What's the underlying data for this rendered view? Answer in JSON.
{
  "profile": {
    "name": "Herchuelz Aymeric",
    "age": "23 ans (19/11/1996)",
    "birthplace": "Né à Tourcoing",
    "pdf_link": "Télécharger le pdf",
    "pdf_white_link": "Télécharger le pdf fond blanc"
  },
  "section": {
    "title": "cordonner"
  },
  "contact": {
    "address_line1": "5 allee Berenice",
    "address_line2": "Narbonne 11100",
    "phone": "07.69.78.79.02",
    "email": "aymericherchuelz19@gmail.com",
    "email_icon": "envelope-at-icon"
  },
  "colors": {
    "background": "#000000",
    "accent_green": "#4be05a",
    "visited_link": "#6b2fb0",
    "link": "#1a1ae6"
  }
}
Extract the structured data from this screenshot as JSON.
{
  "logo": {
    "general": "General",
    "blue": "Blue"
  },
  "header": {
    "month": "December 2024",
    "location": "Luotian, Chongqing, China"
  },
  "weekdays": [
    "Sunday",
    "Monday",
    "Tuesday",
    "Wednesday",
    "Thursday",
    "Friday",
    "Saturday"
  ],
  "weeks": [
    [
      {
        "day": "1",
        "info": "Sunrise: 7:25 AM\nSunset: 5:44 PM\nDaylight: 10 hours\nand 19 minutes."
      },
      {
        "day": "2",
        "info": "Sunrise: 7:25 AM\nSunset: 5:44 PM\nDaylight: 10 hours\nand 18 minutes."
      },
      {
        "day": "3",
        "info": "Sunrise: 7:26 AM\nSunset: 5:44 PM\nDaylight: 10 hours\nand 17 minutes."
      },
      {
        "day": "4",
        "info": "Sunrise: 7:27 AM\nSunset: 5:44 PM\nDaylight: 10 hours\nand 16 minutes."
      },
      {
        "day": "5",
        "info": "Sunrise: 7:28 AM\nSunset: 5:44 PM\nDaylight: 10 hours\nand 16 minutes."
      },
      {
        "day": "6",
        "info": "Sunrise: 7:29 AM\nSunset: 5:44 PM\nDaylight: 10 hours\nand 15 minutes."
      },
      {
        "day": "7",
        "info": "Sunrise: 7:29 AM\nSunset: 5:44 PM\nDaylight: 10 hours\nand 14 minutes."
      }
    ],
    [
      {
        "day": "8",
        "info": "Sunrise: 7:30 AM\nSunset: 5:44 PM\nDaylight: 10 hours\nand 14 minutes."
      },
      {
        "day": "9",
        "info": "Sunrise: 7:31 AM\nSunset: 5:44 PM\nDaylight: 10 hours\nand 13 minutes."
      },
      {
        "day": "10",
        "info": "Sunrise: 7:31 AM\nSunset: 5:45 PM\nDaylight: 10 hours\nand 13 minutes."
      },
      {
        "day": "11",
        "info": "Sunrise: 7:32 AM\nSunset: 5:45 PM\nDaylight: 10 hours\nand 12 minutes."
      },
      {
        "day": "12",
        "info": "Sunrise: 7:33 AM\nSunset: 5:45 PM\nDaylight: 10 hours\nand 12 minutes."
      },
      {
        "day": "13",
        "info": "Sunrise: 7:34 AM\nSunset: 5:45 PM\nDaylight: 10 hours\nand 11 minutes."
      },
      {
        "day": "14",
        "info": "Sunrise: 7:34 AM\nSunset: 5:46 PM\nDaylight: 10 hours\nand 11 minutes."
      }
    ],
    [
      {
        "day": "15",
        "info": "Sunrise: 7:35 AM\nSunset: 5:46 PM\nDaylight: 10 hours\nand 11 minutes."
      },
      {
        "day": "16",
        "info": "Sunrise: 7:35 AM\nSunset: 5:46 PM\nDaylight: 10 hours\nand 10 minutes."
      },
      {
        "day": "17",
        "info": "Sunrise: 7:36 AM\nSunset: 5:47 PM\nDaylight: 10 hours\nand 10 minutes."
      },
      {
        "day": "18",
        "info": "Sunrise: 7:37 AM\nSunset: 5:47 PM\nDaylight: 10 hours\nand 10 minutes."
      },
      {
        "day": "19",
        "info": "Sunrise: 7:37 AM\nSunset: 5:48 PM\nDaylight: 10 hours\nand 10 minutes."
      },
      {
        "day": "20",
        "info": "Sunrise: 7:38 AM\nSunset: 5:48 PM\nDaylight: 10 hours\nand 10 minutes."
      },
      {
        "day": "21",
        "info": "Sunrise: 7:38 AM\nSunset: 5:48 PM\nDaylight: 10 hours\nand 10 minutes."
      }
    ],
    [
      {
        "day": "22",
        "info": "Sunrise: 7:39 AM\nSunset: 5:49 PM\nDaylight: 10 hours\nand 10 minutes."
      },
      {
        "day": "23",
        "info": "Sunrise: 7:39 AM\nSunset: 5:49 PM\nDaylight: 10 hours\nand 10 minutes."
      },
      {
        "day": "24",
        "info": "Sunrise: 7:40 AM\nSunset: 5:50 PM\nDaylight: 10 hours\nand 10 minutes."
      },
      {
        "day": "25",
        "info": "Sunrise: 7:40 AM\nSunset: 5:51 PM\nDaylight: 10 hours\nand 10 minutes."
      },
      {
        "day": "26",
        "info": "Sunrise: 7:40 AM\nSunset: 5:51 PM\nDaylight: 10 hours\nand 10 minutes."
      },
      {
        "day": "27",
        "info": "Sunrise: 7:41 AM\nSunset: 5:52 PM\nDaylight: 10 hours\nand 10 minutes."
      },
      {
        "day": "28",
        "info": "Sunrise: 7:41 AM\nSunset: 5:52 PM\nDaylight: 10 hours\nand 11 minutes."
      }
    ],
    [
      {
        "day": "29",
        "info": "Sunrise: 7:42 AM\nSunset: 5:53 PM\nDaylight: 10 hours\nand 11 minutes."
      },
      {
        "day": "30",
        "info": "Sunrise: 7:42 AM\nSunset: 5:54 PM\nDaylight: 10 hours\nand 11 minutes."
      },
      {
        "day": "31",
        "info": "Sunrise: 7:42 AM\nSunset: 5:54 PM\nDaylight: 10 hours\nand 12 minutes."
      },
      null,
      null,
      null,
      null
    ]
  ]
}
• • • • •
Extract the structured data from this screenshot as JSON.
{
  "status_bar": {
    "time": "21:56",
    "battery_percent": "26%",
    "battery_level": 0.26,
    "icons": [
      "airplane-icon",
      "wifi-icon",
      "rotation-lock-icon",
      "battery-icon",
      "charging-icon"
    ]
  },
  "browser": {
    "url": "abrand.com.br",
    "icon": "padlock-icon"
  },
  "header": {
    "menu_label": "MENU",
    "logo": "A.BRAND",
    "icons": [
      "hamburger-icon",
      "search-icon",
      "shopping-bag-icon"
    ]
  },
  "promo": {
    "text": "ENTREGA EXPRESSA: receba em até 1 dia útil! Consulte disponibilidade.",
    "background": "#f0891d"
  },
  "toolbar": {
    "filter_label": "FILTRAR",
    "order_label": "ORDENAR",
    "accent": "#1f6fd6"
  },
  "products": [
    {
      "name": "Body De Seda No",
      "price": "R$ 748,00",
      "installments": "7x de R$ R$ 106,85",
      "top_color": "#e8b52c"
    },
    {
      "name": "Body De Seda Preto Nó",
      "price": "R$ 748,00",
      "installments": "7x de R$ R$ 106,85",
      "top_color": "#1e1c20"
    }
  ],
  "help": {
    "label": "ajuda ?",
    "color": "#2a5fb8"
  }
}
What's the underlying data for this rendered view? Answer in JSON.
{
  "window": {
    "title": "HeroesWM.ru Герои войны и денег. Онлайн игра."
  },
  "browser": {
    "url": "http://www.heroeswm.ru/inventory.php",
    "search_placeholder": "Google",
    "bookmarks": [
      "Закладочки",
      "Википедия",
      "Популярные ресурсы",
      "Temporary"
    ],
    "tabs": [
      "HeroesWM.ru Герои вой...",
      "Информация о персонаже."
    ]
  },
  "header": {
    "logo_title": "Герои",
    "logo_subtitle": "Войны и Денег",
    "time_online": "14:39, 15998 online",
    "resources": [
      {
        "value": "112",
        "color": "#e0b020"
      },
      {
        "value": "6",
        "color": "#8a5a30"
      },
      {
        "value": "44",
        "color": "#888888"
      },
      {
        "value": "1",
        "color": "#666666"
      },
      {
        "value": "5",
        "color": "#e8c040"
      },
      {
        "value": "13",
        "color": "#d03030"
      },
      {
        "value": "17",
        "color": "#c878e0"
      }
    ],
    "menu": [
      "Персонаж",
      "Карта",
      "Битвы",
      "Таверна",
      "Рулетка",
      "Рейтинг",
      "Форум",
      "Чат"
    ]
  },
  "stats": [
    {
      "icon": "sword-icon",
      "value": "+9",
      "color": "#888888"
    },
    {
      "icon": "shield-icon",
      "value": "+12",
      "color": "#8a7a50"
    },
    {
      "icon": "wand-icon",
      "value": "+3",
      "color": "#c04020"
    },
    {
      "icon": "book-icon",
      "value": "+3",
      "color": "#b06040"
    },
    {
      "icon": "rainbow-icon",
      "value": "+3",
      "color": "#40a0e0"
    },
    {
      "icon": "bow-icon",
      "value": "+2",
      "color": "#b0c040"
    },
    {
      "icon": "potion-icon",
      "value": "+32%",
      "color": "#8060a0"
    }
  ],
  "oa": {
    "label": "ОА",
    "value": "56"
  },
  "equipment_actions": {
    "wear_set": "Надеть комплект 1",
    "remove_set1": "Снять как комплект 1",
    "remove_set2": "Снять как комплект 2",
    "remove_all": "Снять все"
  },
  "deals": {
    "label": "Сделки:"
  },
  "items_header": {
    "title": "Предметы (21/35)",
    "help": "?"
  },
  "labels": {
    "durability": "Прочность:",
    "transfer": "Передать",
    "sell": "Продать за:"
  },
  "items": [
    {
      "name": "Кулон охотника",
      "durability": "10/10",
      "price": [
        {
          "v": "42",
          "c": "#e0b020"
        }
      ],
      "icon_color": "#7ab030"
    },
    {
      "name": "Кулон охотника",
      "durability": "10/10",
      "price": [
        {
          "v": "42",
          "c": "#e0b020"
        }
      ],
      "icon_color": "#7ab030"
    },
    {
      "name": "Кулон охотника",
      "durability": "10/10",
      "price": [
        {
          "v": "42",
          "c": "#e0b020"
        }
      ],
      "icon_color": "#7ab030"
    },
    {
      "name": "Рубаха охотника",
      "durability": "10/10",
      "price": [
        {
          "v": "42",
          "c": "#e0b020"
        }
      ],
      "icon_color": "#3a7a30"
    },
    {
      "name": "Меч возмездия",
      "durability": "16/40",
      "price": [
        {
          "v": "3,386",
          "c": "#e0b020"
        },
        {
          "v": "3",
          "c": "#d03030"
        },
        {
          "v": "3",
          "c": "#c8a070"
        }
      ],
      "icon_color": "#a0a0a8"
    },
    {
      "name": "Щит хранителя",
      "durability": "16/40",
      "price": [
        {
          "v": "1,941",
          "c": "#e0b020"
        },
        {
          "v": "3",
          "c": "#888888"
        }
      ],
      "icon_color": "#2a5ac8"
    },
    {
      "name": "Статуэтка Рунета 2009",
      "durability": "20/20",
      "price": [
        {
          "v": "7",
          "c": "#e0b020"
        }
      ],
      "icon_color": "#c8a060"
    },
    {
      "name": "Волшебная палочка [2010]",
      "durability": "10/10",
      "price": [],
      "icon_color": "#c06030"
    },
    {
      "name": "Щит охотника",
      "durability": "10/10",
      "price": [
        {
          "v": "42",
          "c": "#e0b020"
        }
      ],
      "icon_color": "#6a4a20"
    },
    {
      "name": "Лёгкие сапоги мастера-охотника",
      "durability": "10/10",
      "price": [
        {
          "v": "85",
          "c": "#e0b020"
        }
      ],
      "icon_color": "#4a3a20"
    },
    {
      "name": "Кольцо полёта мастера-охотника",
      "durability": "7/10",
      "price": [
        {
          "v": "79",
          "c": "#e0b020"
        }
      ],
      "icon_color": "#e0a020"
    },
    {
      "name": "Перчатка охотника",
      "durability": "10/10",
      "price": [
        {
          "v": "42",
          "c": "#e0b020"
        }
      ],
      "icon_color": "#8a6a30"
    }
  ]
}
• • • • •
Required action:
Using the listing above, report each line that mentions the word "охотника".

Answer to this task:
      "name": "Кулон охотника",
      "name": "Кулон охотника",
      "name": "Кулон охотника",
      "name": "Рубаха охотника",
      "name": "Щит охотника",
      "name": "Лёгкие сапоги мастера-охотника",
      "name": "Кольцо полёта мастера-охотника",
      "name": "Перчатка охотника",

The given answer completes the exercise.